The 1907 is chambered in .32 ACP (also referred to as .32 Automatic or 7.65 Browning, the latter in Europe generally). This was an extremely popular civilian handgun cartridge in the early 20th century, and many so-called 'pocket pistols' were chambered for it. Although it would be mostly supplanted in duty and service pistols during World War One - which saw the widespread adoption of both the .45 ACP and the 9mm Parabellum as well as several other 9mm variants such as 9mm Kurz(.380), the Spanish 9mm Largo and the Italian 9mm Glisenti.

It holds a double stack box magazine capable of holding ten rounds of .32 ACP; for a semiauto of its time, that was an impressive capacity. The gun was advertised heavily for self defense, with advertisements showing women using it to fend off multiple attackers. The most common slogan was 'Ten Shots Quick!' Savage capitalized on this by getting testimonials from contemporary celebrities, such as William Cody and William Pinkerton, running alongside text asserting that the Savage would "fight like a fiend" to defend your wife should she need to use it.

The 1907 is a delayed blowback firearm. As such, it has a moving removable barrel instead of a fixed barrel mounted to the frame of the gun. it is nominally a delayed blowback - the barrel has a cam which fits into a channel in the top of the slide. The channel bends near the rearmost position; the theory is that when the gun fires, the slide and barrel are locked together by a single lug at the bottom of the barrel. As the slide moved backwards under the recoil impulse, the barrel would rotate due to that cam, unlocking the slide and permitting it to move backwards, extracting, ejecting and chambering a new cartridge. This, it was claimed, would delay the opening of the chamber long enough for the pressure to drop far enough to make this a safe operation. There are conflicting stories as to whether this mechanism actually works as intended, but everyone seems to agree that the 1907 is a quite reliable pistol even if it's just a fancy blowback design.

Several iterations of the gun would be produced between 1907 and 1929 when it was discontinued - the 1907 had many of its features modified and tweaked. The next major model was the model of 1915 in an attempt to regain market share being lost to bigger and more modern pistols. This included a version in .380/9mm Kurz to try to address the increasing popularity of larger cartridges. In 1920, the model of 1917 (yeah, the name is silly) was released, the last major revision of the gun.

Over a quarter of a million of this series of gun was produced (1907/1915/1917 in .32 and .380). In addition, there was a very small number (less than 300) produced in .45 ACP, known as the 'Government' model. Those pistols were produced for the pistol trials in which they competed against John Moses Browning's famous design which would become the 1911.

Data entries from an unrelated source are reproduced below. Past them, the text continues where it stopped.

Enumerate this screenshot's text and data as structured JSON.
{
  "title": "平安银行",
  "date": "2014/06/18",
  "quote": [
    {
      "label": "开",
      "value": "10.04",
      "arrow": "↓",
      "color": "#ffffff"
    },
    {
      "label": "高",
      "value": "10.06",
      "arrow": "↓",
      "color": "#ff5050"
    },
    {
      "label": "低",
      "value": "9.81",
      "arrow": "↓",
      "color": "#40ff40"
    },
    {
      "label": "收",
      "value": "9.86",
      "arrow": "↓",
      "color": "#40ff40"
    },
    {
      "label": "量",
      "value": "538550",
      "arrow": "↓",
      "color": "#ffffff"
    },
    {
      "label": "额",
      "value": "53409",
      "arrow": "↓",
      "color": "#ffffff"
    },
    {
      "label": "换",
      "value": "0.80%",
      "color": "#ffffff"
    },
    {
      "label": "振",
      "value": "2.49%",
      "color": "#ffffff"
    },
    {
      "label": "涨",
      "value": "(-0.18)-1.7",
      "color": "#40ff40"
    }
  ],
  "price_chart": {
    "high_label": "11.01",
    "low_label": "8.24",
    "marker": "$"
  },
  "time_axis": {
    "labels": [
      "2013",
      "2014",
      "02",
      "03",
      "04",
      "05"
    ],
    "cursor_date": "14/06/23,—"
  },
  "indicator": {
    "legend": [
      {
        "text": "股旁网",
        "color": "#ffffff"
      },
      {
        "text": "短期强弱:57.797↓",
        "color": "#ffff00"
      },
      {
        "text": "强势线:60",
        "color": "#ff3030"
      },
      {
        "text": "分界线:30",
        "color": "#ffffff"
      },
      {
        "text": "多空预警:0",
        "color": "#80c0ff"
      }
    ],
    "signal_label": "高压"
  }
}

Sources:
Savage Arms: An Overview of the History,Development and Classification of the .32 and .380 Semi-automatic Pistols (Waldemar Goulet, Ph. D.)
Savage Automatic Pistols: Overview (Ian McCollum, Forgotten Weapons)
http://www.thetruthaboutguns.com/2013/10/jeremy-s/obscure-object-desire-savage-1907-45-pistol/ (The Truth About Guns, by 'Jeremy S')
Personal experience with the 1907